|Above, a 2012 partial solar eclipse projected on a wall through foliage. Photo by Armand Vaquer.|
It is one of those "bucket list" things that people should experience at least once in their lives.
It is the upcoming total solar eclipse that will take place August 21 across the U.S. I am making plans to head up to an area where I can experience it. My bank's investment counselor, once he found out about my plans, asked to come along.
Travel + Leisure has an article on the "perfect" spots in the U.S. to watch the eclipse.
They begin with:
This is the first time a total solar eclipse has crossed the United States since 1978 (and the last really big one was in 1918), and the summer’s brief event—totality lasts about two minutes, depending on your location—is being touted as the largest astronomical event in U.S. history.
Whether or not that's true, it will definitely be the most photographed, most Instragrammed, most tweeted and most talked about eclipse ever.

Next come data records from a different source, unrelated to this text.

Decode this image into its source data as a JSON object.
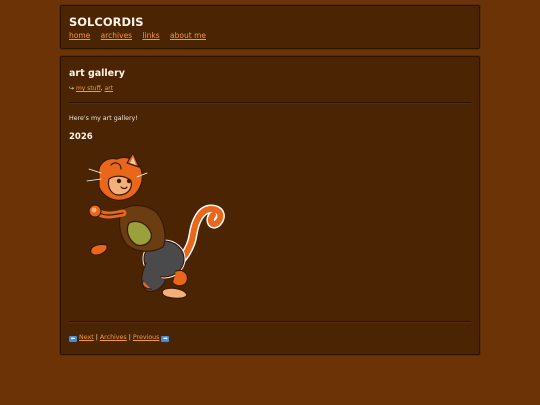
{
  "site": {
    "title": "SOLCORDIS",
    "nav": [
      "home",
      "archives",
      "links",
      "about me"
    ]
  },
  "post": {
    "title": "art gallery",
    "tag_arrow": "↪",
    "tags": [
      "my stuff",
      "art"
    ],
    "tag_separator": ",",
    "intro": "Here's my art gallery!",
    "year_heading": "2026",
    "artwork_subject": "orange cat character illustration"
  },
  "pager": {
    "prev_arrow": "⬅",
    "next_label": "Next",
    "separator": "|",
    "archives_label": "Archives",
    "previous_label": "Previous",
    "next_arrow": "➡"
  },
  "colors": {
    "background": "#6b3306",
    "panel": "#4b2404",
    "link": "#f39a3a",
    "text": "#f3e6d6"
  }
}
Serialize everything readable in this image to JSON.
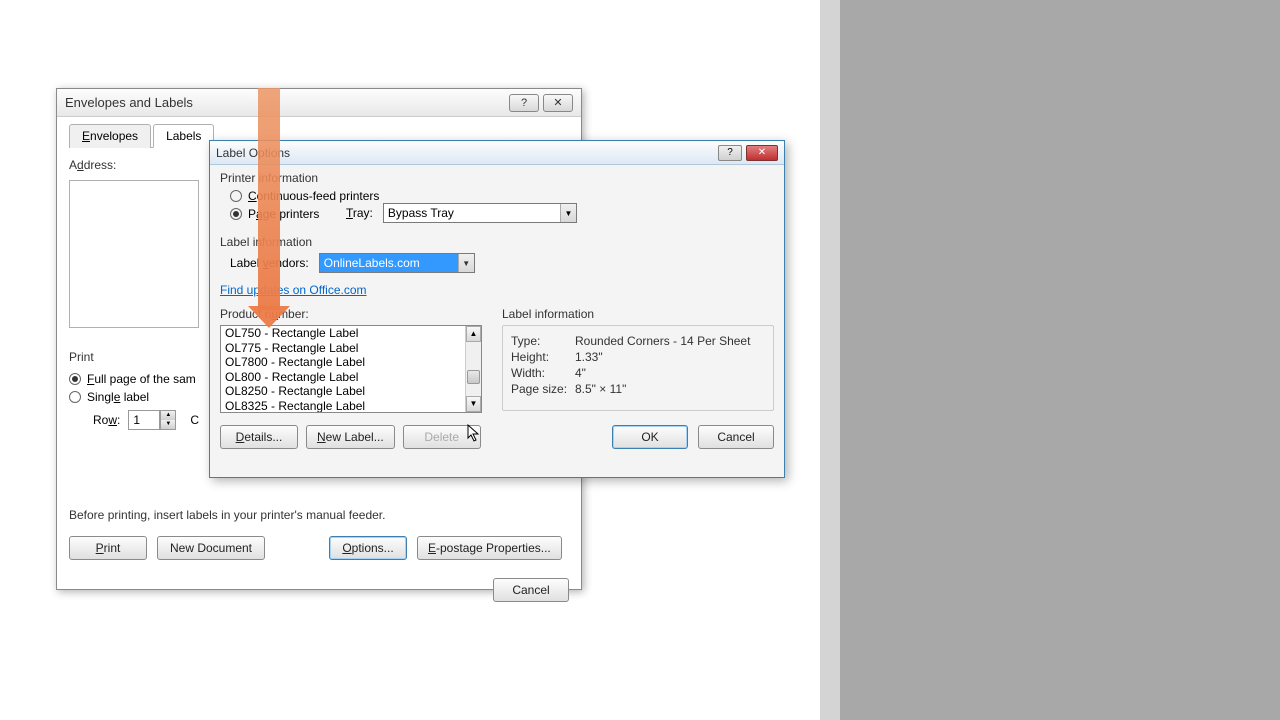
{
  "dialog1": {
    "title": "Envelopes and Labels",
    "tabs": {
      "envelopes": "Envelopes",
      "labels": "Labels"
    },
    "address_label": "Address:",
    "print": {
      "heading": "Print",
      "full_page": "Full page of the sam",
      "single": "Single label",
      "row_label": "Row:",
      "row_value": "1",
      "col_stub": "C"
    },
    "note": "Before printing, insert labels in your printer's manual feeder.",
    "buttons": {
      "print": "Print",
      "new_document": "New Document",
      "options": "Options...",
      "epostage": "E-postage Properties...",
      "cancel": "Cancel"
    }
  },
  "dialog2": {
    "title": "Label Options",
    "printer_info": "Printer information",
    "continuous": "Continuous-feed printers",
    "page_printers": "Page printers",
    "tray_label": "Tray:",
    "tray_value": "Bypass Tray",
    "label_info_heading": "Label information",
    "vendors_label": "Label vendors:",
    "vendor_value": "OnlineLabels.com",
    "updates_link": "Find updates on Office.com",
    "product_label": "Product number:",
    "products": [
      "OL750 - Rectangle Label",
      "OL775 - Rectangle Label",
      "OL7800 - Rectangle Label",
      "OL800 - Rectangle Label",
      "OL8250 - Rectangle Label",
      "OL8325 - Rectangle Label"
    ],
    "info_panel_heading": "Label information",
    "info": {
      "type_label": "Type:",
      "type_value": "Rounded Corners - 14 Per Sheet",
      "height_label": "Height:",
      "height_value": "1.33\"",
      "width_label": "Width:",
      "width_value": "4\"",
      "page_label": "Page size:",
      "page_value": "8.5\" × 11\""
    },
    "buttons": {
      "details": "Details...",
      "new_label": "New Label...",
      "delete": "Delete",
      "ok": "OK",
      "cancel": "Cancel"
    }
  }
}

It’s critical to get yourself somewhere exactly under the shadow—and as nearest to the Line of Totality—as possible, since a near-miss is a total miss.
You should use Xavier Jubier's 2017 Total Eclipse Interactive Google Map to pinpoint your exact location, but in case you're looking for ideas, here are 25 unique places to watch this once-in-a-lifetime event.To read more, go here.